▶ **Task instructions**
The data are to be restated in full, exactly as presented.

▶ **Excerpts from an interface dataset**

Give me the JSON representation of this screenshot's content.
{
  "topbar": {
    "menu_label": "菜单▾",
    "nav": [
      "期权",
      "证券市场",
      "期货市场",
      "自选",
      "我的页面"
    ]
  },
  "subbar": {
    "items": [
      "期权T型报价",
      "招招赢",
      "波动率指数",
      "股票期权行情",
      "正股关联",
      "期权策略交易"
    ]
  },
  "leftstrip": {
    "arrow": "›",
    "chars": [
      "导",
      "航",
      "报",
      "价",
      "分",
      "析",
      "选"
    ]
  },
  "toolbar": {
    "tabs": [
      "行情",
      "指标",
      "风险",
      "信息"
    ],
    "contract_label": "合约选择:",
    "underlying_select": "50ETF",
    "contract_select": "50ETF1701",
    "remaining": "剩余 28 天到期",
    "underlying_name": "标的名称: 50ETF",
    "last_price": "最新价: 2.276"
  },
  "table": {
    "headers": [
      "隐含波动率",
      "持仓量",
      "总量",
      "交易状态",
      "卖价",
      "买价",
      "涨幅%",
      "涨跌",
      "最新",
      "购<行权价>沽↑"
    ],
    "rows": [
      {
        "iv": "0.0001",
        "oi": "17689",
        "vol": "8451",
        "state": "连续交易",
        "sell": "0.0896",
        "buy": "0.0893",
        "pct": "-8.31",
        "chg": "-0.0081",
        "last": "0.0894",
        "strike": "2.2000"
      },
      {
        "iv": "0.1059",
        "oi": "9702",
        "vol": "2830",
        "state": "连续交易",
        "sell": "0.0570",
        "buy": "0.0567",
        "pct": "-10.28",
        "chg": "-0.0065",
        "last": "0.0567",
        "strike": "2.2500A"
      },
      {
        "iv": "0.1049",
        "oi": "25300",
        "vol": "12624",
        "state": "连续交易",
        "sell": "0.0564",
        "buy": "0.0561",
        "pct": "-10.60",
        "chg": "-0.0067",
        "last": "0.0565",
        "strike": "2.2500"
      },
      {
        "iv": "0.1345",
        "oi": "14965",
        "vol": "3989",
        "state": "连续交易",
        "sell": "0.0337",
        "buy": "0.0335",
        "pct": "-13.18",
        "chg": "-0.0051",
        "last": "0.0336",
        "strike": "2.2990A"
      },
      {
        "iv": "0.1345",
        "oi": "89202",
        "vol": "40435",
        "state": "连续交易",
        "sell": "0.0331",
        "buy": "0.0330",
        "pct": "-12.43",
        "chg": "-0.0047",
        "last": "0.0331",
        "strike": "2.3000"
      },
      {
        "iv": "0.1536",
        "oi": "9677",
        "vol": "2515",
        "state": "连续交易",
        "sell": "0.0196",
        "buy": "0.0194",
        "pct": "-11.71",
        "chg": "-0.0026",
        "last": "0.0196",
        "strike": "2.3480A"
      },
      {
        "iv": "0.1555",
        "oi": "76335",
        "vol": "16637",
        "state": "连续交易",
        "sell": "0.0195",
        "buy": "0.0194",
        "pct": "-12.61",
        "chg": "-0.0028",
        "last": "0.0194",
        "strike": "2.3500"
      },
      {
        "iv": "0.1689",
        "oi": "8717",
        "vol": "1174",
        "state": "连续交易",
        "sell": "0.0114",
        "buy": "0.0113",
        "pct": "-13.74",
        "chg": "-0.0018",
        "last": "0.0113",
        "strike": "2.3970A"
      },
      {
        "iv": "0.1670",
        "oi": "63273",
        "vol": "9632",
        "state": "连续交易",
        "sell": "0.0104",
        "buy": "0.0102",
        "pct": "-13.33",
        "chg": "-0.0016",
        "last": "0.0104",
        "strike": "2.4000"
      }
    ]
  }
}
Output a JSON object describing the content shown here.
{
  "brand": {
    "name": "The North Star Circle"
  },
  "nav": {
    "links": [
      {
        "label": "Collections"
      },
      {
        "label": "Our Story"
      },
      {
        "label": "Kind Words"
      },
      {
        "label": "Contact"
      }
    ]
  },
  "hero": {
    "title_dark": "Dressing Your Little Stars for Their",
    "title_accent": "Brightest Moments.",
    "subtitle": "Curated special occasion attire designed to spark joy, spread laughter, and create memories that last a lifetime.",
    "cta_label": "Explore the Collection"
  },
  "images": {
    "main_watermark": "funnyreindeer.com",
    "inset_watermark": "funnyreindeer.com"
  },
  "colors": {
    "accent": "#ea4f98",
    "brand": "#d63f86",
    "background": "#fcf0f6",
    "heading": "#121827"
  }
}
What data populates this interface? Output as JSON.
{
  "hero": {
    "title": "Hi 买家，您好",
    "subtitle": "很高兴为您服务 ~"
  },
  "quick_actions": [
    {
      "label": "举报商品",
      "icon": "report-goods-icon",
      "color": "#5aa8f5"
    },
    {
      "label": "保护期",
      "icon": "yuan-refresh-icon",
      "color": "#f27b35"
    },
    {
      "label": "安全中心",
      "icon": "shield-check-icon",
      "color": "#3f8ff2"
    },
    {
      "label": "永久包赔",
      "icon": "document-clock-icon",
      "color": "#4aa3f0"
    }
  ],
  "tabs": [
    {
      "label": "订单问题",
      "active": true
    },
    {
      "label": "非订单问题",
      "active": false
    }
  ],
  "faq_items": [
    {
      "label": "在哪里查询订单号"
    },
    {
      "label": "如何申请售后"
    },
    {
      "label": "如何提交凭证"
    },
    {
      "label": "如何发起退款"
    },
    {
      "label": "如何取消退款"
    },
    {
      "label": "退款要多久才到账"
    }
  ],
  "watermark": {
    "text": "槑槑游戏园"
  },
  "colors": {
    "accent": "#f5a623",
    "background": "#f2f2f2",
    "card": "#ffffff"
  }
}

▶ **Solved exercise**
Give me the JSON representation of this screenshot's content.
{
  "topbar": {
    "menu_label": "菜单▾",
    "nav": [
      "期权",
      "证券市场",
      "期货市场",
      "自选",
      "我的页面"
    ]
  },
  "subbar": {
    "items": [
      "期权T型报价",
      "招招赢",
      "波动率指数",
      "股票期权行情",
      "正股关联",
      "期权策略交易"
    ]
  },
  "leftstrip": {
    "arrow": "›",
    "chars": [
      "导",
      "航",
      "报",
      "价",
      "分",
      "析",
      "选"
    ]
  },
  "toolbar": {
    "tabs": [
      "行情",
      "指标",
      "风险",
      "信息"
    ],
    "contract_label": "合约选择:",
    "underlying_select": "50ETF",
    "contract_select": "50ETF1701",
    "remaining": "剩余 28 天到期",
    "underlying_name": "标的名称: 50ETF",
    "last_price": "最新价: 2.276"
  },
  "table": {
    "headers": [
      "隐含波动率",
      "持仓量",
      "总量",
      "交易状态",
      "卖价",
      "买价",
      "涨幅%",
      "涨跌",
      "最新",
      "购<行权价>沽↑"
    ],
    "rows": [
      {
        "iv": "0.0001",
        "oi": "17689",
        "vol": "8451",
        "state": "连续交易",
        "sell": "0.0896",
        "buy": "0.0893",
        "pct": "-8.31",
        "chg": "-0.0081",
        "last": "0.0894",
        "strike": "2.2000"
      },
      {
        "iv": "0.1059",
        "oi": "9702",
        "vol": "2830",
        "state": "连续交易",
        "sell": "0.0570",
        "buy": "0.0567",
        "pct": "-10.28",
        "chg": "-0.0065",
        "last": "0.0567",
        "strike": "2.2500A"
      },
      {
        "iv": "0.1049",
        "oi": "25300",
        "vol": "12624",
        "state": "连续交易",
        "sell": "0.0564",
        "buy": "0.0561",
        "pct": "-10.60",
        "chg": "-0.0067",
        "last": "0.0565",
        "strike": "2.2500"
      },
      {
        "iv": "0.1345",
        "oi": "14965",
        "vol": "3989",
        "state": "连续交易",
        "sell": "0.0337",
        "buy": "0.0335",
        "pct": "-13.18",
        "chg": "-0.0051",
        "last": "0.0336",
        "strike": "2.2990A"
      },
      {
        "iv": "0.1345",
        "oi": "89202",
        "vol": "40435",
        "state": "连续交易",
        "sell": "0.0331",
        "buy": "0.0330",
        "pct": "-12.43",
        "chg": "-0.0047",
        "last": "0.0331",
        "strike": "2.3000"
      },
      {
        "iv": "0.1536",
        "oi": "9677",
        "vol": "2515",
        "state": "连续交易",
        "sell": "0.0196",
        "buy": "0.0194",
        "pct": "-11.71",
        "chg": "-0.0026",
        "last": "0.0196",
        "strike": "2.3480A"
      },
      {
        "iv": "0.1555",
        "oi": "76335",
        "vol": "16637",
        "state": "连续交易",
        "sell": "0.0195",
        "buy": "0.0194",
        "pct": "-12.61",
        "chg": "-0.0028",
        "last": "0.0194",
        "strike": "2.3500"
      },
      {
        "iv": "0.1689",
        "oi": "8717",
        "vol": "1174",
        "state": "连续交易",
        "sell": "0.0114",
        "buy": "0.0113",
        "pct": "-13.74",
        "chg": "-0.0018",
        "last": "0.0113",
        "strike": "2.3970A"
      },
      {
        "iv": "0.1670",
        "oi": "63273",
        "vol": "9632",
        "state": "连续交易",
        "sell": "0.0104",
        "buy": "0.0102",
        "pct": "-13.33",
        "chg": "-0.0016",
        "last": "0.0104",
        "strike": "2.4000"
      }
    ]
  }
}
Output a JSON object describing the content shown here.
{
  "brand": {
    "name": "The North Star Circle"
  },
  "nav": {
    "links": [
      {
        "label": "Collections"
      },
      {
        "label": "Our Story"
      },
      {
        "label": "Kind Words"
      },
      {
        "label": "Contact"
      }
    ]
  },
  "hero": {
    "title_dark": "Dressing Your Little Stars for Their",
    "title_accent": "Brightest Moments.",
    "subtitle": "Curated special occasion attire designed to spark joy, spread laughter, and create memories that last a lifetime.",
    "cta_label": "Explore the Collection"
  },
  "images": {
    "main_watermark": "funnyreindeer.com",
    "inset_watermark": "funnyreindeer.com"
  },
  "colors": {
    "accent": "#ea4f98",
    "brand": "#d63f86",
    "background": "#fcf0f6",
    "heading": "#121827"
  }
}
What data populates this interface? Output as JSON.
{
  "hero": {
    "title": "Hi 买家，您好",
    "subtitle": "很高兴为您服务 ~"
  },
  "quick_actions": [
    {
      "label": "举报商品",
      "icon": "report-goods-icon",
      "color": "#5aa8f5"
    },
    {
      "label": "保护期",
      "icon": "yuan-refresh-icon",
      "color": "#f27b35"
    },
    {
      "label": "安全中心",
      "icon": "shield-check-icon",
      "color": "#3f8ff2"
    },
    {
      "label": "永久包赔",
      "icon": "document-clock-icon",
      "color": "#4aa3f0"
    }
  ],
  "tabs": [
    {
      "label": "订单问题",
      "active": true
    },
    {
      "label": "非订单问题",
      "active": false
    }
  ],
  "faq_items": [
    {
      "label": "在哪里查询订单号"
    },
    {
      "label": "如何申请售后"
    },
    {
      "label": "如何提交凭证"
    },
    {
      "label": "如何发起退款"
    },
    {
      "label": "如何取消退款"
    },
    {
      "label": "退款要多久才到账"
    }
  ],
  "watermark": {
    "text": "槑槑游戏园"
  },
  "colors": {
    "accent": "#f5a623",
    "background": "#f2f2f2",
    "card": "#ffffff"
  }
}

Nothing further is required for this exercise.